Excerpts from an interface dataset
== Segment start ==
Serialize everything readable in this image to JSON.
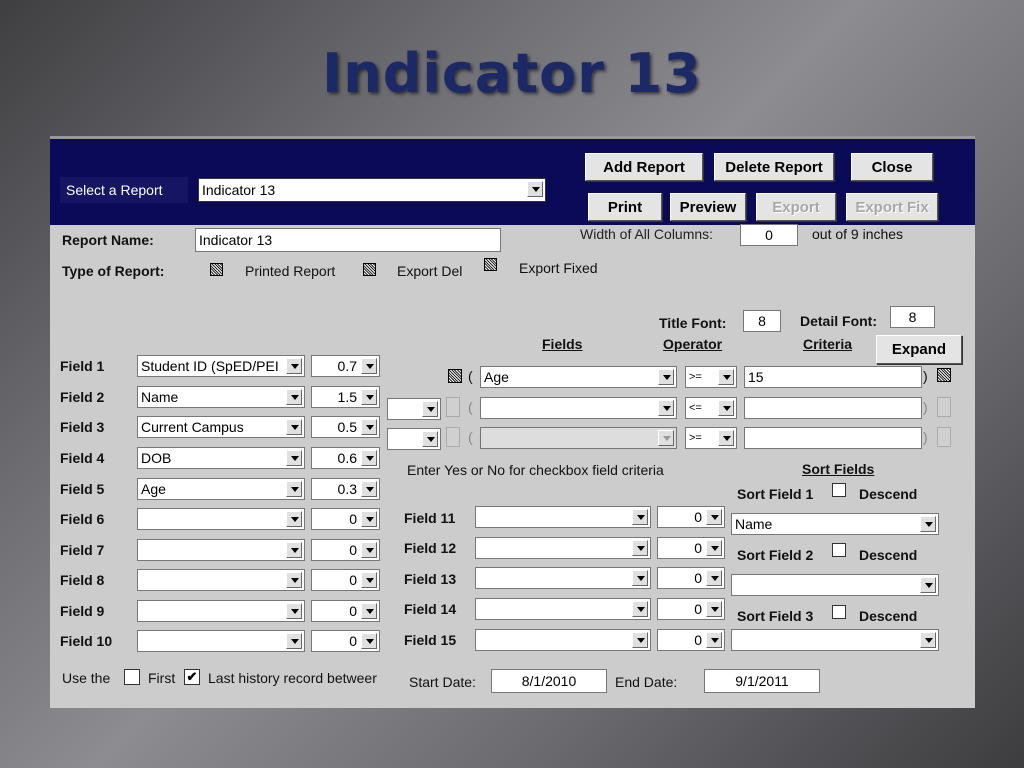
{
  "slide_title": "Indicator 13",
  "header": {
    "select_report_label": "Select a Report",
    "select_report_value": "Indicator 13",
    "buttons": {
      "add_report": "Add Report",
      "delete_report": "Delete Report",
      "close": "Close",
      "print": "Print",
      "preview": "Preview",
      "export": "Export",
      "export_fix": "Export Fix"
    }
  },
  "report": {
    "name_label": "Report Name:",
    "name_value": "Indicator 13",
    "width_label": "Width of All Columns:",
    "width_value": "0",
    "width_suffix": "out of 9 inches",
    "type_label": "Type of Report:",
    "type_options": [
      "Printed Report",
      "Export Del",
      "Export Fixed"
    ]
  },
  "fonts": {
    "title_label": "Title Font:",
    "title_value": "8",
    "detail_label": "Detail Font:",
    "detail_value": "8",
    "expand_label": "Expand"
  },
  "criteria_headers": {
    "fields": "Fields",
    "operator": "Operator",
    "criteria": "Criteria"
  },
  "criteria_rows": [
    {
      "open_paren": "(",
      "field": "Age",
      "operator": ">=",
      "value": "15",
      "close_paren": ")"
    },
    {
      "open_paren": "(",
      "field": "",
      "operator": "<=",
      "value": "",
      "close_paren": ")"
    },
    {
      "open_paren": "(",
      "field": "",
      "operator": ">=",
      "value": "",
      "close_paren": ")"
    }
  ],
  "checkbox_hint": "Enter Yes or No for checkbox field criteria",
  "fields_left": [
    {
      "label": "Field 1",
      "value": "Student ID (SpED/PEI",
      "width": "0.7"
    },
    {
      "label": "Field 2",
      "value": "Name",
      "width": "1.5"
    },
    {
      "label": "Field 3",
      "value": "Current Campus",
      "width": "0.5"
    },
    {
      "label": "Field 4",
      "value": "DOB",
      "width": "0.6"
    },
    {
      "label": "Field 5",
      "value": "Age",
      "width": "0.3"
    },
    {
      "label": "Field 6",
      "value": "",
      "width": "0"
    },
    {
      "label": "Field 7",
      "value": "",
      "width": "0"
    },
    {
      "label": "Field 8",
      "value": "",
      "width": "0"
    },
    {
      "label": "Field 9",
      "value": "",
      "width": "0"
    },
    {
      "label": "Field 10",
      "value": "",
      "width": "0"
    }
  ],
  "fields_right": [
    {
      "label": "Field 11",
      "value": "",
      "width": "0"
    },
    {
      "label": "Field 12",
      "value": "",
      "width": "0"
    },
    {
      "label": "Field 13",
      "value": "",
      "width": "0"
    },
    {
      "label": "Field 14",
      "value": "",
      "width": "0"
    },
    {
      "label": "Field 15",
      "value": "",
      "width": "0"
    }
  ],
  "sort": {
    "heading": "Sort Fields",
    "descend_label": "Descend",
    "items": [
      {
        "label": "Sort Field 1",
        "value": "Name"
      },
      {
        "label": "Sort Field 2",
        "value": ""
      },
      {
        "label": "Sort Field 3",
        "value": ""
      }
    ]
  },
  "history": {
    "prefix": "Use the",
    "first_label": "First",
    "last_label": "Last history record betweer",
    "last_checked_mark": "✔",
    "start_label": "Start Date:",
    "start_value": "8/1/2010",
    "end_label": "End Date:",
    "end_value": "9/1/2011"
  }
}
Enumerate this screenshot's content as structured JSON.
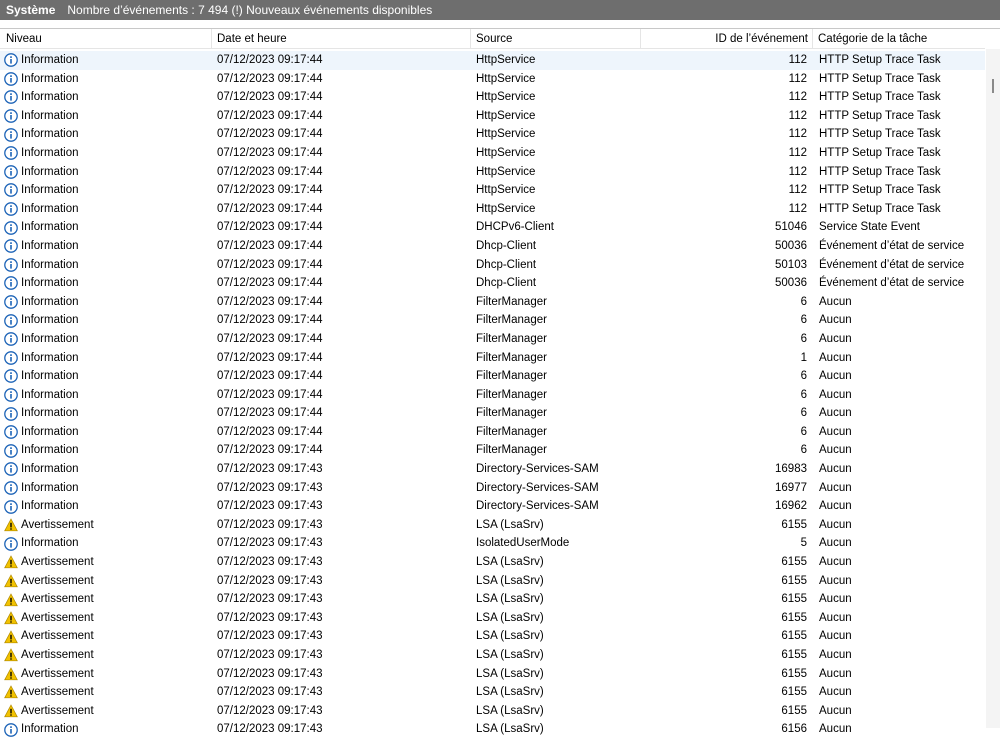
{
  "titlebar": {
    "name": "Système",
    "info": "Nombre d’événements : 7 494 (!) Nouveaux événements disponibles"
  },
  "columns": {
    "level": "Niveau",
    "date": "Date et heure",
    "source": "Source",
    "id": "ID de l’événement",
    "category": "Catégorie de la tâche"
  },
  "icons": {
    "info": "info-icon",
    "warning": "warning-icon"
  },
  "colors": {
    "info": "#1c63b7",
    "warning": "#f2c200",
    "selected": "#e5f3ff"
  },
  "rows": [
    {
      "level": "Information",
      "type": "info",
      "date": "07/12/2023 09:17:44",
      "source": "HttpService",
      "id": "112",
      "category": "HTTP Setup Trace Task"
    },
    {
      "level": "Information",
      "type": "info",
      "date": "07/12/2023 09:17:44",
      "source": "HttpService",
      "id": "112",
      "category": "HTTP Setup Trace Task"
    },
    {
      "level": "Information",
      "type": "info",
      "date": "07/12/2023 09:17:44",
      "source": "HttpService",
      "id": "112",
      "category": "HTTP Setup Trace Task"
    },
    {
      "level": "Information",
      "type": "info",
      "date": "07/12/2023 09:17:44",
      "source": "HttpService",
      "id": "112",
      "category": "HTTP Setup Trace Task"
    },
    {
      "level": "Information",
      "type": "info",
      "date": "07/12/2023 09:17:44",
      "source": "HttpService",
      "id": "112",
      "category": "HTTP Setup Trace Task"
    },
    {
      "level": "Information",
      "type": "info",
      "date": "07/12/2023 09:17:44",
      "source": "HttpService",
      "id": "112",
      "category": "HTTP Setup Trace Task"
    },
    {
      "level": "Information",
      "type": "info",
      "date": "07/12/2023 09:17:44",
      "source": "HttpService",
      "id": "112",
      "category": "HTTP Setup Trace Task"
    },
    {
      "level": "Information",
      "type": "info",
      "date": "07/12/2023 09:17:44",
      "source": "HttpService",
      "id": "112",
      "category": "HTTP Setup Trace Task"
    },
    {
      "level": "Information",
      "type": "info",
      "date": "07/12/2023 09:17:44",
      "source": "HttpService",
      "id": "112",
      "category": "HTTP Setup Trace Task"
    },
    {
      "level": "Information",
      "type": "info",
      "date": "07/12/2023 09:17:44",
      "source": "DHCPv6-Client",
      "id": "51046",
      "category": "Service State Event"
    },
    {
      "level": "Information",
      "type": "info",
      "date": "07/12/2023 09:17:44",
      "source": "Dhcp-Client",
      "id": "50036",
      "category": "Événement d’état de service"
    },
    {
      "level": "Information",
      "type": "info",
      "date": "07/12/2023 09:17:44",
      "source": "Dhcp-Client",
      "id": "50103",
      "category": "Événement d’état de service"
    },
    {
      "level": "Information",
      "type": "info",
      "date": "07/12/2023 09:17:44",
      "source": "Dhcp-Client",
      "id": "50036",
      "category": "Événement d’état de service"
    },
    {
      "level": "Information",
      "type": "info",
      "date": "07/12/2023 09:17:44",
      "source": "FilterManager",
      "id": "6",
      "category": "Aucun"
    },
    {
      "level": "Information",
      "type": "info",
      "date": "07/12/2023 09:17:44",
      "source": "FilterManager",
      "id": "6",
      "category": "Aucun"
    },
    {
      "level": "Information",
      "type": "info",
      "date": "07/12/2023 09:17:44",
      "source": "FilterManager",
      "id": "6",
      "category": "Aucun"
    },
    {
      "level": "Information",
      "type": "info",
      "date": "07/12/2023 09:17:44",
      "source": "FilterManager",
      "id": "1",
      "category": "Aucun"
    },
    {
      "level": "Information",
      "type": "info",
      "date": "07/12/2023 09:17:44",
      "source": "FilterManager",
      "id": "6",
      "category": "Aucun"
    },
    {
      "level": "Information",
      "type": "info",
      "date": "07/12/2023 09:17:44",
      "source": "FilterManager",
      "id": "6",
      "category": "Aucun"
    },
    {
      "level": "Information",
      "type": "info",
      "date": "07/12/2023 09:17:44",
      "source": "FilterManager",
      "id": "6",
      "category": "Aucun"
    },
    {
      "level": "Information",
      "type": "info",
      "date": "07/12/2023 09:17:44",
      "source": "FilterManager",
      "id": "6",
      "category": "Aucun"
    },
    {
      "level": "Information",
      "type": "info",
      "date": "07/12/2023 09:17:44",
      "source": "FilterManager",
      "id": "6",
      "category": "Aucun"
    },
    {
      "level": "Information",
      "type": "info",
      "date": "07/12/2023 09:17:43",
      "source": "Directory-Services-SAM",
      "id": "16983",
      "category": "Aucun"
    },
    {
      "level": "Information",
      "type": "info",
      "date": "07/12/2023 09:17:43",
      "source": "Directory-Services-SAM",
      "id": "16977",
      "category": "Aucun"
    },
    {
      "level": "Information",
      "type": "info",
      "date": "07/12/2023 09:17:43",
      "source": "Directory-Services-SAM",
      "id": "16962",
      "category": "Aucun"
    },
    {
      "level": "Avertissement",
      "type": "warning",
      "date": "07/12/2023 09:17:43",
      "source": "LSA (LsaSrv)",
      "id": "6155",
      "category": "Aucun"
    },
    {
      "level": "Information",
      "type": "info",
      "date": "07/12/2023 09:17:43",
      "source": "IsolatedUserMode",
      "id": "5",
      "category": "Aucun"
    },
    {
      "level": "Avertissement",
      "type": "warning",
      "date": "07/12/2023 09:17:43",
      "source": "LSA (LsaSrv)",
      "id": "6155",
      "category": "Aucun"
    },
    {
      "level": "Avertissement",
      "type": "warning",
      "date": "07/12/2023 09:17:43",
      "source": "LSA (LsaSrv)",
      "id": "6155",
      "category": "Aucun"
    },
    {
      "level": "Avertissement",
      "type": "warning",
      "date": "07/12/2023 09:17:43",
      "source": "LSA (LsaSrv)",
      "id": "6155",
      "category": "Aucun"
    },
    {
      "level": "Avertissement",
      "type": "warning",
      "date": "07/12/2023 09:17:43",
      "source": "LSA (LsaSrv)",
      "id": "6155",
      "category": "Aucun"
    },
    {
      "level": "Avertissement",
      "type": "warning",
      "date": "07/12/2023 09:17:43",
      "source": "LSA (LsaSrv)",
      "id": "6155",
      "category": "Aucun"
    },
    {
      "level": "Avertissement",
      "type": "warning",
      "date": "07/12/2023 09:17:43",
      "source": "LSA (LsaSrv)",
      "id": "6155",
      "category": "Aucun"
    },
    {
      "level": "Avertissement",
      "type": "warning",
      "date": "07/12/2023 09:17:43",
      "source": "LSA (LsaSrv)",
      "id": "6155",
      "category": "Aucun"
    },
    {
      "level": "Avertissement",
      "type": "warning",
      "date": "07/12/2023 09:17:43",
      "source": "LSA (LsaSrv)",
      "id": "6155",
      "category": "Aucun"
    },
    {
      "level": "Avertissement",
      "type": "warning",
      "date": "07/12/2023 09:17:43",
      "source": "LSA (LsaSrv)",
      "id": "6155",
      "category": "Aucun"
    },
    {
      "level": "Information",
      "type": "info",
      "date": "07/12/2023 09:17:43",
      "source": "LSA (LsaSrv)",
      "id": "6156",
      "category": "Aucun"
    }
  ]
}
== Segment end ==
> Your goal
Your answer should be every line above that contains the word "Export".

> Problem solution
      "export": "Export",
      "export_fix": "Export Fix"
      "Export Del",
      "Export Fixed"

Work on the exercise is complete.